ASSIGNMENT: Show every line from the entries that follow which holds the word "detail".

STUDY MATERIAL:
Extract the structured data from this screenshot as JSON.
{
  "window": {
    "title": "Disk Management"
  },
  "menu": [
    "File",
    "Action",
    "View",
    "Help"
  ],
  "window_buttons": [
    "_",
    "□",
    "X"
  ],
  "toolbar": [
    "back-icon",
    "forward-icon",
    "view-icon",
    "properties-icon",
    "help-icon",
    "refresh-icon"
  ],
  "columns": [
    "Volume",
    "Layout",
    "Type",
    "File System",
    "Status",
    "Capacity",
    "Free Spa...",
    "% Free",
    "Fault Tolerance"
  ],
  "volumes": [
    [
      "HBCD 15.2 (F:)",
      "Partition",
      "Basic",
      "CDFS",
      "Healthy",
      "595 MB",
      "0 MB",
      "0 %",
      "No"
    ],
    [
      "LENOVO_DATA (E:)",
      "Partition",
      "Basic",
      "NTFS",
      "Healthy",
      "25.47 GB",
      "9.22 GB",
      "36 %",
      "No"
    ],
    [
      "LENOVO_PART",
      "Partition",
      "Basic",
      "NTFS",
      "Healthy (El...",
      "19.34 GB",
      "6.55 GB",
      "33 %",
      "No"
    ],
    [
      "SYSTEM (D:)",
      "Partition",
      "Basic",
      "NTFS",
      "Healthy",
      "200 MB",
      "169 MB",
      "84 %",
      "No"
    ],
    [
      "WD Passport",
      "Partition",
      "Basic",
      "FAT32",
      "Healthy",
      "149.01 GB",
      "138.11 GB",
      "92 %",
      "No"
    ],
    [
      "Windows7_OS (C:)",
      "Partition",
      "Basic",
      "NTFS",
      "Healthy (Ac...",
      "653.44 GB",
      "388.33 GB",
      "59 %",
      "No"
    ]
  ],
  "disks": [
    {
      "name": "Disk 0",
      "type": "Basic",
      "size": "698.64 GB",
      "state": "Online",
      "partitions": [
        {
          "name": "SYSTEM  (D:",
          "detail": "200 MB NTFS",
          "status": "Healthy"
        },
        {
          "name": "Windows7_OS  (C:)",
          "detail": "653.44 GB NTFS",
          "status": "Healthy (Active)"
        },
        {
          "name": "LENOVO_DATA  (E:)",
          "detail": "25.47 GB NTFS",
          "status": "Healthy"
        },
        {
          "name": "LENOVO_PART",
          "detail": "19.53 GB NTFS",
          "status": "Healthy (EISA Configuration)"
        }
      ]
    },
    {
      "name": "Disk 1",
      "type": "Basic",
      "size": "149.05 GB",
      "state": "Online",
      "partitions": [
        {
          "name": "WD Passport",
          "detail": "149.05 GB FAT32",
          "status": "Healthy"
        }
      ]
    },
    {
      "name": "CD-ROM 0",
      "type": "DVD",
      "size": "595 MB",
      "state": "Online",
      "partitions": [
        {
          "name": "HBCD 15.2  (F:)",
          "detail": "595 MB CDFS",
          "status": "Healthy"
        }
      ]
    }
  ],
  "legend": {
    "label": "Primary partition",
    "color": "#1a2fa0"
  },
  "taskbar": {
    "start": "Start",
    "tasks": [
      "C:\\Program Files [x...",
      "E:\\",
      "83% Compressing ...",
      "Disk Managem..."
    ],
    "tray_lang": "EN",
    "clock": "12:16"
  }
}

SOLVED EXERCISE:
          "detail": "200 MB NTFS",
          "detail": "653.44 GB NTFS",
          "detail": "25.47 GB NTFS",
          "detail": "19.53 GB NTFS",
          "detail": "149.05 GB FAT32",
          "detail": "595 MB CDFS",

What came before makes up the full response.